The way in which courts consistently view the status of “peace officer” indicates that the rights, privileges and authority of a peace officer attach only if an officer is acting under his official duties.  While case law also seems to suggest that the rights and privileges of peace officers attach at all times, that is only because the official duties of law enforcement officers like sheriffs extend beyond their primary, paid employment.  Even when they are off-duty, sheriffs have proactive official duties to preserve the peace and arrest those violating the law that can extend to almost any situation, even a casual walk through a neighborhood or a trip to the grocery store.  The duties of constables, however, do not extend so far.  As Ariz. Att’y Gen. Op I84-167 makes clear, constables do not have duties co-extensive with sheriffs and are not “primary law enforcement officers.”

The statutes defining peace officer and constable also require a limited view of a constable’s rights as a peace officer.  A.R.S. § 38-1113 incorporates the definition of peace officer in § 1-215(23) and grants constables the authority of peace officers without reference to the issue of on- and off-duty status.  A.R.S. § 1-215(23)’s silence on the issue is reconcilable with the on-duty limitation of § 22-131(E).  However, the language of § 22-131(E) is irreconcilable with an interpretation of § 1-215(23) that constables are always peace officers, and that they have the authority of peace officers in typical off duty situations.  The Arizona Legislature chose to enact the final clause of that statute limiting peace officer status (“only in the performance of the constable's official duties”) and it cannot be ignored.  While relevant case law suggests § 22-131(E) does not add any restrictions particular to constables, it still serves to stress the limited peace-officer authority of constables.  Because constables do not have “law enforcement” duties that extend beyond the particulars of their on-duty work, their peace-officer rights generally do not extend to off-duty situations.

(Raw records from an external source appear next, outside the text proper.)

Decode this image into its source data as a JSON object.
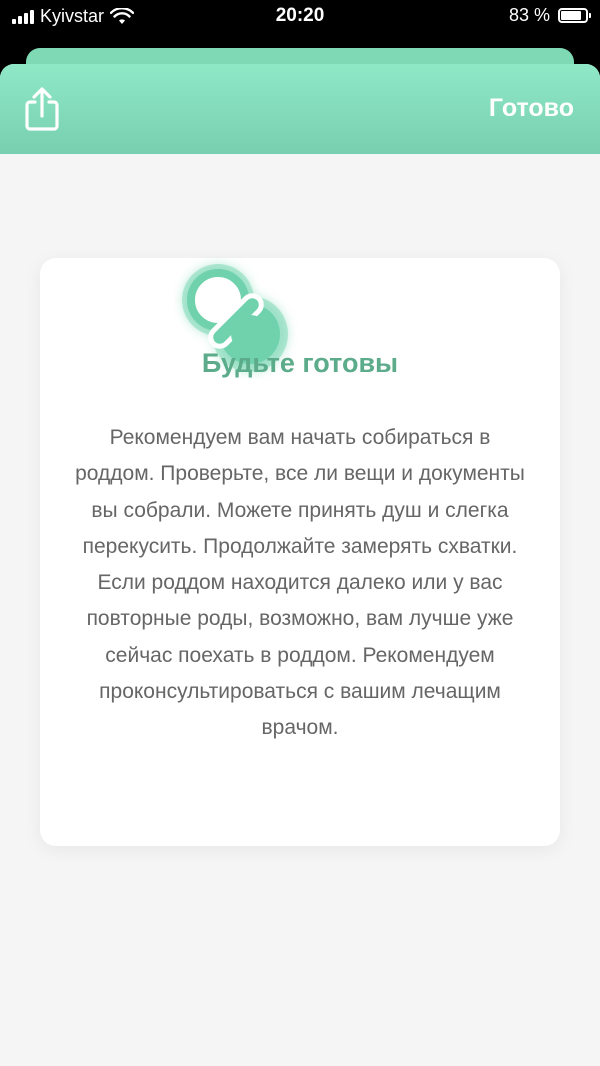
{
  "status_bar": {
    "carrier": "Kyivstar",
    "time": "20:20",
    "battery_percent_text": "83 %",
    "battery_level": 0.83,
    "icons": [
      "signal-icon",
      "wifi-icon",
      "battery-icon"
    ]
  },
  "header": {
    "share_icon": "share-icon",
    "done_label": "Готово"
  },
  "card": {
    "icon": "pacifier-icon",
    "title": "Будьте готовы",
    "body": "Рекомендуем вам начать собираться в роддом. Проверьте, все ли вещи и документы вы собрали. Можете принять душ и слегка перекусить. Продолжайте замерять схватки. Если роддом находится далеко или у вас повторные роды, возможно, вам лучше уже сейчас поехать в роддом. Рекомендуем проконсультироваться с вашим лечащим врачом."
  },
  "colors": {
    "accent": "#77cfb0",
    "title": "#5cab8a",
    "background": "#f5f5f5"
  }
}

Still, the “peace officer” designation may assign some additional duties, rights, and privileges to constables acting off duty.  As Ariz. Att’y Gen. Op I84-167 concludes “a constable has no duty to engage in regular law enforcement activities such as patrolling within his precinct, except insofar as his status as a ‘peace officer’ compels him to act in immediate situations or while in the furtherance of his primary duties of attending the courts of justices of the peace and executing process within the county.”  Ariz. Att’y Gen. Op.I84-167.  This suggests that the “peace officer” status could allow constables to act in immediate situations with full peace officer authority, even when off duty.  If there is an apparent, immediate threat, an AZ POST certified constable could carry a firearm under A.R.S. § 38-1113, even if he otherwise would be unable to as a citizen.  Without further legislation to guide on the matter, however, this off-duty right is extremely limited.  While it may include a constable taking a firearm into a gun-free business when seeing an armed robbery underway, it would not include a constable taking a firearm into a gun-free restaurant out of a general fear that someone might attack him or his family.

Conclusion

The 2008 statutory changes to §§ 22-131 and 41-1823(B) explicitly granted constables the authority of a peace officer, during the performance of official duties, without the need for AZ POST certification.  These statutory changes rendered Ariz. Att’y Gen. Op. I95-009 not applicable with respect to its primary conclusion.  But the statutory basis for Ariz. Att’y Gen. Op. I84-167 (concluding that constables are not primarily law-enforcement officers) has not changed, and that opinion need not be discarded to answer the questions posed here.  Because the official duties of a constable are limited to on-duty work, off-duty constables, even if certified by AZ POST, only have the right to carry a firearm where doing so is otherwise prohibited by law in situations when an obvious and immediate threat presents itself.  An AZ POST certified, on-duty constable, however, has the right to carry a firearm in times and at places otherwise prohibited by law, pursuant to A.R.S. § 38-1113.

 

 

Mark Brnovich

Attorney General